ABOUT THIS TASK »
The response must consist of every record, restated word for word.

(Beginning of GIVEN RECORDS)

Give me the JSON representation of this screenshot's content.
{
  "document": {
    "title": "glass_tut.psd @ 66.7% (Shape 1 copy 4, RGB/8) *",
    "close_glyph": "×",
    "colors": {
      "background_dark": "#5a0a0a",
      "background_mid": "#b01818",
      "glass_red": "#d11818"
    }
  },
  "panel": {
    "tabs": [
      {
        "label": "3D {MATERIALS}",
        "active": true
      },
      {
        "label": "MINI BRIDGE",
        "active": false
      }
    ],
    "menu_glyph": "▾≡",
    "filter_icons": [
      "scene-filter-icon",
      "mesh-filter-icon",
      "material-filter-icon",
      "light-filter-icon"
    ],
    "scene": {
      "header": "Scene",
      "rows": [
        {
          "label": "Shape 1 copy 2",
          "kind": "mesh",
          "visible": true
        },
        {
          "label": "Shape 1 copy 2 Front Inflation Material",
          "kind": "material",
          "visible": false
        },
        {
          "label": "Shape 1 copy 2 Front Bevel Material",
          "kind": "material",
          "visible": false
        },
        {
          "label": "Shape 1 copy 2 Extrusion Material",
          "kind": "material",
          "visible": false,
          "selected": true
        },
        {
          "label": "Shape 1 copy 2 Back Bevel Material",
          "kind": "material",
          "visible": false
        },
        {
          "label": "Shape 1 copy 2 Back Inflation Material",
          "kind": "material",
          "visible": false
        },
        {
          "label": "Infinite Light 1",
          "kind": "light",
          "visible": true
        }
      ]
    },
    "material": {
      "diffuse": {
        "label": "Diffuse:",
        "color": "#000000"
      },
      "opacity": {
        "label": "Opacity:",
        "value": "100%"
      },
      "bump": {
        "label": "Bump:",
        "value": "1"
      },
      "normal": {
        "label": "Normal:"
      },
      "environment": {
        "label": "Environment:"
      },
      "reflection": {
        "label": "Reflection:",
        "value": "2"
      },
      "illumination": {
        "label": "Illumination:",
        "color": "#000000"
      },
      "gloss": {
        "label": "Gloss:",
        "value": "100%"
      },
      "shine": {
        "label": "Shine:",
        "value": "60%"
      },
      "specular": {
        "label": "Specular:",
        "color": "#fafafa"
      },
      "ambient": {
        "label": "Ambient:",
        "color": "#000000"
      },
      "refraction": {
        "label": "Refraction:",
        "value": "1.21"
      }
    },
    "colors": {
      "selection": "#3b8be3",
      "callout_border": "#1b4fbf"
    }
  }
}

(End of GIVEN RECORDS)

EXPECTED ANSWER »
Give me the JSON representation of this screenshot's content.
{
  "document": {
    "title": "glass_tut.psd @ 66.7% (Shape 1 copy 4, RGB/8) *",
    "close_glyph": "×",
    "colors": {
      "background_dark": "#5a0a0a",
      "background_mid": "#b01818",
      "glass_red": "#d11818"
    }
  },
  "panel": {
    "tabs": [
      {
        "label": "3D {MATERIALS}",
        "active": true
      },
      {
        "label": "MINI BRIDGE",
        "active": false
      }
    ],
    "menu_glyph": "▾≡",
    "filter_icons": [
      "scene-filter-icon",
      "mesh-filter-icon",
      "material-filter-icon",
      "light-filter-icon"
    ],
    "scene": {
      "header": "Scene",
      "rows": [
        {
          "label": "Shape 1 copy 2",
          "kind": "mesh",
          "visible": true
        },
        {
          "label": "Shape 1 copy 2 Front Inflation Material",
          "kind": "material",
          "visible": false
        },
        {
          "label": "Shape 1 copy 2 Front Bevel Material",
          "kind": "material",
          "visible": false
        },
        {
          "label": "Shape 1 copy 2 Extrusion Material",
          "kind": "material",
          "visible": false,
          "selected": true
        },
        {
          "label": "Shape 1 copy 2 Back Bevel Material",
          "kind": "material",
          "visible": false
        },
        {
          "label": "Shape 1 copy 2 Back Inflation Material",
          "kind": "material",
          "visible": false
        },
        {
          "label": "Infinite Light 1",
          "kind": "light",
          "visible": true
        }
      ]
    },
    "material": {
      "diffuse": {
        "label": "Diffuse:",
        "color": "#000000"
      },
      "opacity": {
        "label": "Opacity:",
        "value": "100%"
      },
      "bump": {
        "label": "Bump:",
        "value": "1"
      },
      "normal": {
        "label": "Normal:"
      },
      "environment": {
        "label": "Environment:"
      },
      "reflection": {
        "label": "Reflection:",
        "value": "2"
      },
      "illumination": {
        "label": "Illumination:",
        "color": "#000000"
      },
      "gloss": {
        "label": "Gloss:",
        "value": "100%"
      },
      "shine": {
        "label": "Shine:",
        "value": "60%"
      },
      "specular": {
        "label": "Specular:",
        "color": "#fafafa"
      },
      "ambient": {
        "label": "Ambient:",
        "color": "#000000"
      },
      "refraction": {
        "label": "Refraction:",
        "value": "1.21"
      }
    },
    "colors": {
      "selection": "#3b8be3",
      "callout_border": "#1b4fbf"
    }
  }
}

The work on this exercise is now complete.